I’ve recently started writing for Turkish Wine Alliance website as a guest blogger. I wanted to share my first article here as well and take the opportunity to present Turkish Wine Alliance. Here, with their own words:
‘We are ten winemakers from Turkey, and we’ve come together to promote our wines in the UK. We are from across Turkey’s wine regions, and among us are some of our country’s most established and famous wine estates, and also some of her newest and smallest. We share a love for great wine, great food, and great company, and a desire to bring our wines to the most knowledgeable, discriminating, adventurous wine-drinkers in the world – yes, You!’
Sarah Abbott MW is their brand ambassador, bringing her enthusiasm and expertise to this lovely project!
Originally published at Turkish Wine Alliance Website, you may also read the article below about Turkish Wines:
If you have ever listened to Eartha Kitt, singing A Turkish Tale (Üsküdar’a Gider Iken) with her lovely voice, you’ll hear the following lines:
Üsküdar is a little town in Turkey.
And in the old days, many women had male secretaries.
Oh well, that’s Turkey…
Yes, that’s Turkey; a country of stories and surprises. Among these are Turkey’s wines.
I have been asked several times, “Why should I try a glass of Turkish wine?”
Well here you go:
It is journey to a new culture…
These lands have been home to many different cultures and religions for centuries. Maybe because of its temperate climate, people have lived here in coherence (as long as the politicians let them…). Despite its rich soil and resources however, Turkey has not been a country of great wealth and comfort for various reasons. A bite of pain has always been part of many lives. But so is hope. Maybe it is because of this that despite the rigorous economic and political conditions, certain regions have never abandoned winemaking.

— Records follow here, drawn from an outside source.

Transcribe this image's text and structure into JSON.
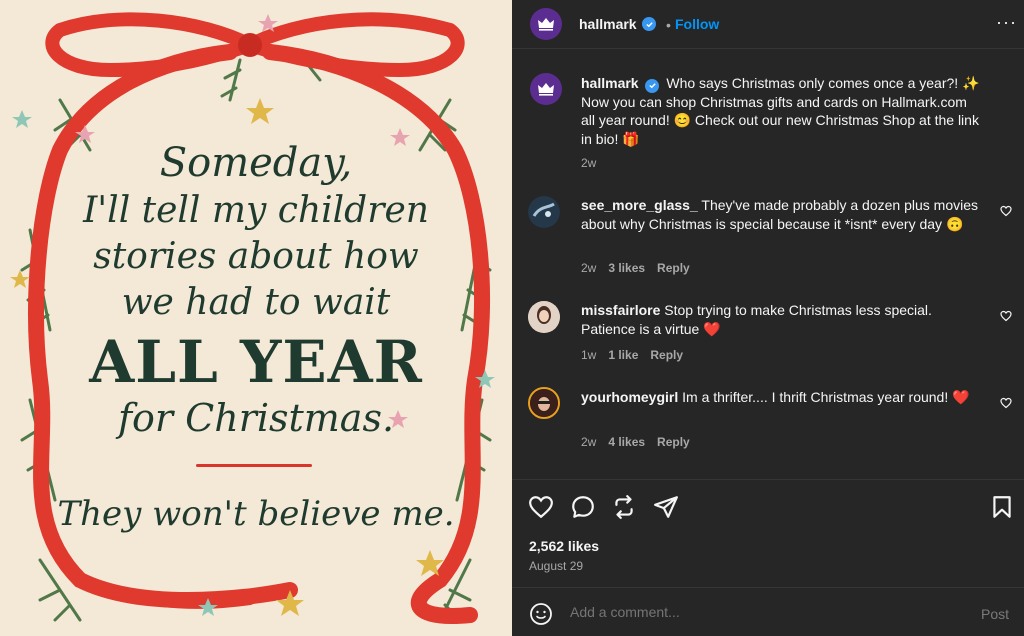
{
  "card": {
    "line1": "Someday,",
    "line2": "I'll tell my children",
    "line3": "stories about how",
    "line4": "we had to wait",
    "line5": "ALL YEAR",
    "line6": "for Christmas.",
    "line7": "They won't believe me."
  },
  "header": {
    "username": "hallmark",
    "separator": "•",
    "follow_label": "Follow",
    "more_label": "···"
  },
  "caption": {
    "username": "hallmark",
    "text": "Who says Christmas only comes once a year?! ✨ Now you can shop Christmas gifts and cards on Hallmark.com all year round! 😊 Check out our new Christmas Shop at the link in bio! 🎁",
    "time": "2w"
  },
  "comments": [
    {
      "username": "see_more_glass_",
      "text": "They've made probably a dozen plus movies about why Christmas is special because it *isnt* every day 🙃",
      "time": "2w",
      "likes": "3 likes",
      "reply": "Reply"
    },
    {
      "username": "missfairlore",
      "text": "Stop trying to make Christmas less special. Patience is a virtue ❤️",
      "time": "1w",
      "likes": "1 like",
      "reply": "Reply"
    },
    {
      "username": "yourhomeygirl",
      "text": "Im a thrifter.... I thrift Christmas year round! ❤️",
      "time": "2w",
      "likes": "4 likes",
      "reply": "Reply"
    }
  ],
  "footer": {
    "likes": "2,562 likes",
    "date": "August 29",
    "add_comment_placeholder": "Add a comment...",
    "post_label": "Post"
  },
  "colors": {
    "brand_purple": "#5c2d91",
    "verified_blue": "#3897f0",
    "follow_blue": "#0095f6",
    "ribbon_red": "#d9352a",
    "card_green": "#1f3a2e"
  }
}
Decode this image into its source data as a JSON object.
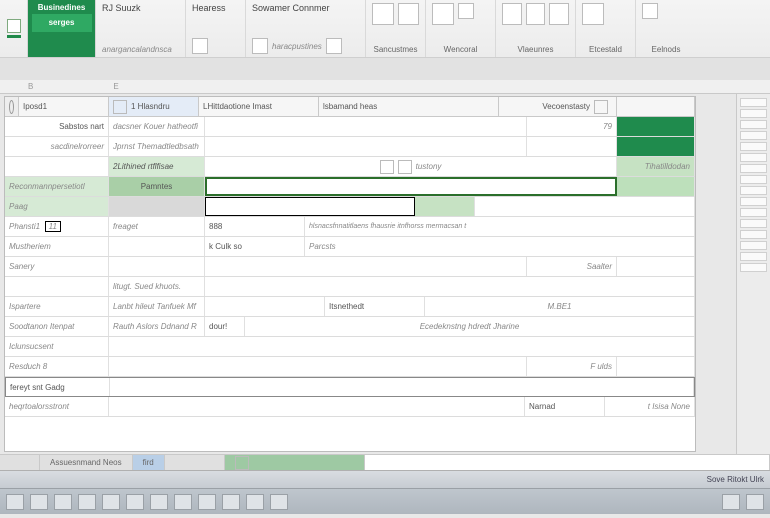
{
  "ribbon": {
    "file_tab": "Businedines",
    "file_sub": "serges",
    "groups": [
      {
        "title": "RJ  Suuzk",
        "sub": "anargancalandnsca"
      },
      {
        "title": "Hearess",
        "sub": ""
      },
      {
        "title": "Sowamer Connmer",
        "sub": "haracpustines"
      },
      {
        "title2": "Sancustmes",
        "caption": ""
      },
      {
        "caption": "Wencoral"
      },
      {
        "caption": "Vlaeunres"
      },
      {
        "caption": "Etcestald"
      },
      {
        "caption": "Eelnods"
      }
    ]
  },
  "namebox": "Iposd1",
  "headers": {
    "a": "",
    "b": "1 Hlasndru",
    "c": "LHittdaotione Imast",
    "d": "lsbamand heas",
    "e": "Vecoenstasty"
  },
  "rows": {
    "r1": {
      "a": "Sabstos nart",
      "b": "dacsner Kouer hatheotfi",
      "r": ""
    },
    "r2": {
      "a": "sacdinelrorreer",
      "b": "Jprnst Themadtledbsath"
    },
    "r3": {
      "b": "2Lithined rtflfisae",
      "mid": "",
      "r": "Tihatilldodan"
    },
    "r4": {
      "a": "Reconmannpersetiotl",
      "b2": "Pamntes"
    },
    "r5": {
      "a": "Paag"
    },
    "r6": {
      "a": "Phansti1",
      "a2": "11",
      "b": "freaget",
      "c": "888",
      "d": "",
      "e": "hlsnacsfnnatitlaens fhausrie itnfhorss mermacsan t"
    },
    "r7": {
      "a": "Mustheriem",
      "c": "k Culk so",
      "e": "Parcsts"
    },
    "r8": {
      "a": "Sanery",
      "e": "Saalter"
    },
    "r9": {
      "a": "",
      "b": "litugt. Sued khuots."
    },
    "r10": {
      "a": "Ispartere",
      "b": "Lanbt hileut Tanfuek Mf",
      "d": "Itsnethedt",
      "e": "M.BE1"
    },
    "r11": {
      "a": "Soodtanon Itenpat",
      "b": "Rauth Aslors Ddnand R",
      "c": "dour!",
      "e": "Ecedeknstng hdredt Jharine"
    },
    "r12": {
      "a": "Iclunsucsent"
    },
    "r13": {
      "a": "Resduch 8",
      "e": "F ulds"
    },
    "r14": {
      "a": "fereyt snt Gadg"
    },
    "r15": {
      "a": "heqrtoalorsstront",
      "d": "Narnad",
      "e": "t Isisa None"
    }
  },
  "sheettabs": {
    "t1": "Assuesnmand Neos",
    "t2": "fird",
    "t3": "",
    "t4": ""
  },
  "status": "Sove Ritokt Ulrk"
}
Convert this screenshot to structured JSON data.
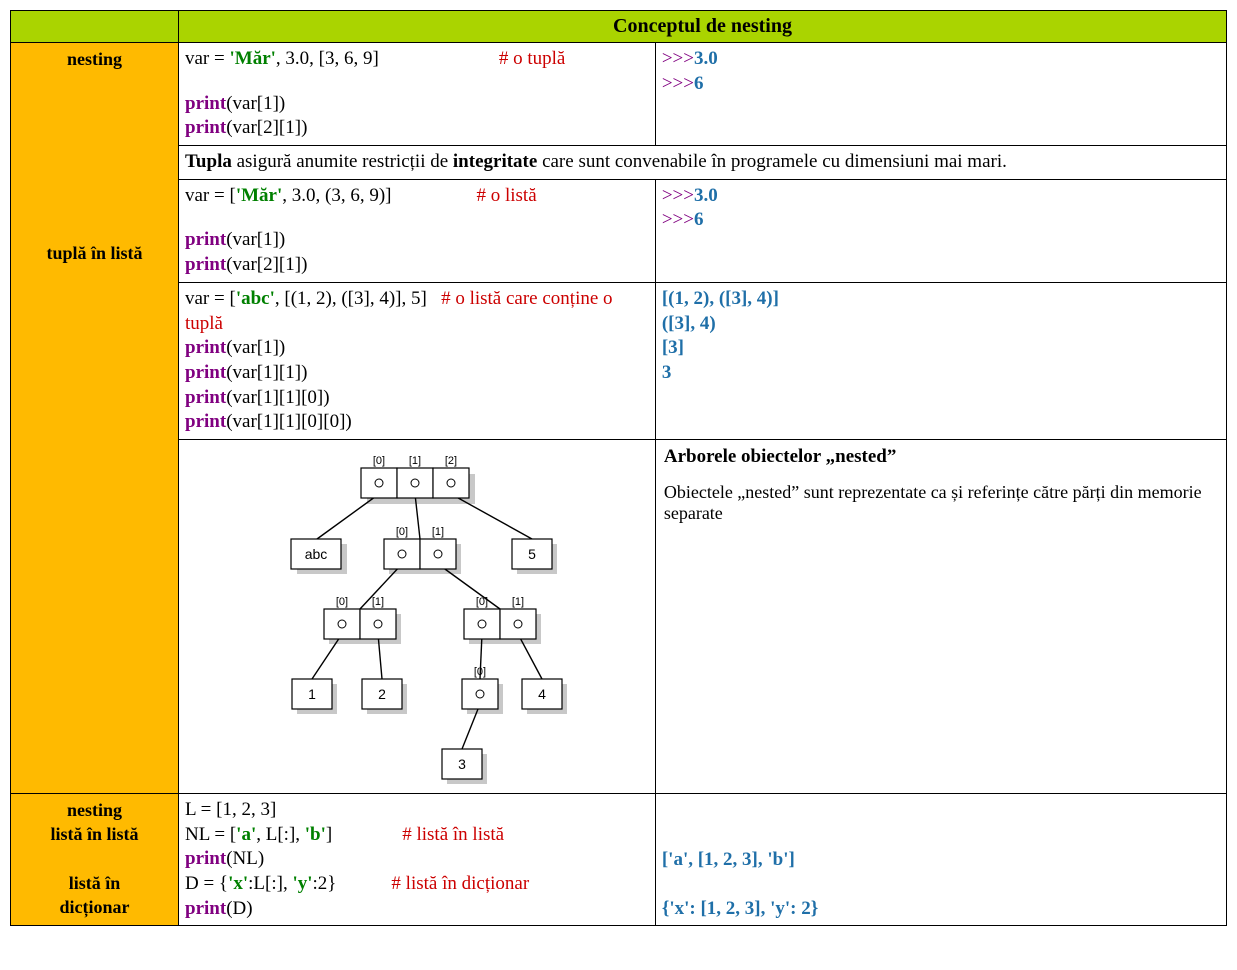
{
  "header": {
    "title": "Conceptul de nesting"
  },
  "rows": {
    "r1": "nesting",
    "r2a": "tuplă în listă",
    "r3a": "nesting",
    "r3b": "listă în listă",
    "r3c": "listă în",
    "r3d": "dicționar"
  },
  "ex1": {
    "assign_pre": "var = ",
    "str": "'Măr'",
    "assign_post": ", 3.0, [3, 6, 9]",
    "cmt": "# o tuplă",
    "p1_pre": "print",
    "p1_arg": "(var[1])",
    "p2_pre": "print",
    "p2_arg": "(var[2][1])",
    "out1_p": ">>>",
    "out1_v": "3.0",
    "out2_p": ">>>",
    "out2_v": "6"
  },
  "tupla_text": {
    "a": "Tupla",
    "b": " asigură anumite restricții de ",
    "c": "integritate",
    "d": " care sunt convenabile în programele cu dimensiuni mai mari."
  },
  "ex2": {
    "assign_pre": "var = [",
    "str": "'Măr'",
    "assign_post": ", 3.0, (3, 6, 9)]",
    "cmt": "# o listă",
    "p1_pre": "print",
    "p1_arg": "(var[1])",
    "p2_pre": "print",
    "p2_arg": "(var[2][1])",
    "out1_p": ">>>",
    "out1_v": "3.0",
    "out2_p": ">>>",
    "out2_v": "6"
  },
  "ex3": {
    "assign_pre": "var = [",
    "str": "'abc'",
    "assign_post": ", [(1, 2), ([3], 4)], 5]",
    "cmt": "# o listă care conține o tuplă",
    "p1_pre": "print",
    "p1_arg": "(var[1])",
    "p2_pre": "print",
    "p2_arg": "(var[1][1])",
    "p3_pre": "print",
    "p3_arg": "(var[1][1][0])",
    "p4_pre": "print",
    "p4_arg": "(var[1][1][0][0])",
    "o1": "[(1, 2), ([3], 4)]",
    "o2": "([3], 4)",
    "o3": "[3]",
    "o4": "3"
  },
  "tree": {
    "title": "Arborele obiectelor „nested”",
    "desc": "Obiectele „nested” sunt reprezentate ca și referințe către părți din memorie separate",
    "idx0": "[0]",
    "idx1": "[1]",
    "idx2": "[2]",
    "abc": "abc",
    "v1": "1",
    "v2": "2",
    "v3": "3",
    "v4": "4",
    "v5": "5"
  },
  "ex4": {
    "l1": "L = [1, 2, 3]",
    "l2_pre": "NL = [",
    "l2_s1": "'a'",
    "l2_mid": ", L[:], ",
    "l2_s2": "'b'",
    "l2_post": "]",
    "l2_cmt": "# listă în listă",
    "l3_pre": "print",
    "l3_arg": "(NL)",
    "l4_pre": "D = {",
    "l4_s1": "'x'",
    "l4_mid": ":L[:], ",
    "l4_s2": "'y'",
    "l4_post": ":2}",
    "l4_cmt": "# listă în dicționar",
    "l5_pre": "print",
    "l5_arg": "(D)",
    "o1": "['a', [1, 2, 3], 'b']",
    "o2": "{'x': [1, 2, 3], 'y': 2}"
  }
}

The wine you taste may be a way to feel the sun in Aegean Region, the winds of Gallipoli Peninsula, the volcanic soil of Cappadocia or the continental weather of Central Anatolia… It’s all about diversity in Turkey. The diversity of the culture, the soil, the climate…
Because of innovative winemakers…
Who makes wine in Turkey? Who are these people?
They are mostly family estate owners. Some of them have been making wine since the 1920’s. Some planted new vineyards and opened modern wineries with the latest technology over the last two decades.
There are many young and well-educated Turkish winemakers. Some of them studied in prestigious universities such as those in Geisenheim, Bordeaux, or Davis in California. Most of them don’t come home before spending several vintages in different countries, in Australia, in France or Italy… And when its time to come back, they bring their expertise. Their mind-set is focused on new discoveries. They visit very small villages nearby, trying old varieties, modifying the yield or working on canopy management. They rediscover these old grape varieties. Their curiosity brings innovation every day.
Women of Turkish Wine
Many women are also making and wine and running wine businesses in Turkey. Strong, successful and passionate women! If you take a wine tour in Turkey, you will see the dominance of these beautiful women, working hands-on in every field. They know how to grow the grapes, how to process them, how to taste wine and how to sell it.
Flying winemakers and oenologists from different countries are contributing to wine making as well. You will see French or Italian consultants, trying to speak with the local grape growers in small villages, with the few Turkish words they have learned. –Most probably with the local accent : ) – And do you know what? They do communicate wonderfully. : ) They become a part of the village in time, drinking with locals, fishing or hunting. It’s the unique hospitality of these lands.
It is a trend!
I hear from many wine importers/buyers, that they find it interesting, but it is still simply a very niche market. There is one single fact in trade. A good product eventually finds its consumer. No matter how long it takes.
These high quality wines will not stay local for sure. We are already seeing them on the shelves in different markets. In fact, it already started happening. We keep on reading more and more about Turkish wines. And people who have the vision to bring them to the international market will definitely succeed.
It brings joy to our moment with its delicious taste…
Trying a dish for the first time or drinking a new wine always brings joy to our lives. If you are a person who enjoys travelling and discovering the world, don’t skip these delicious tastes. The first glass will be the reason for the second one anyway : )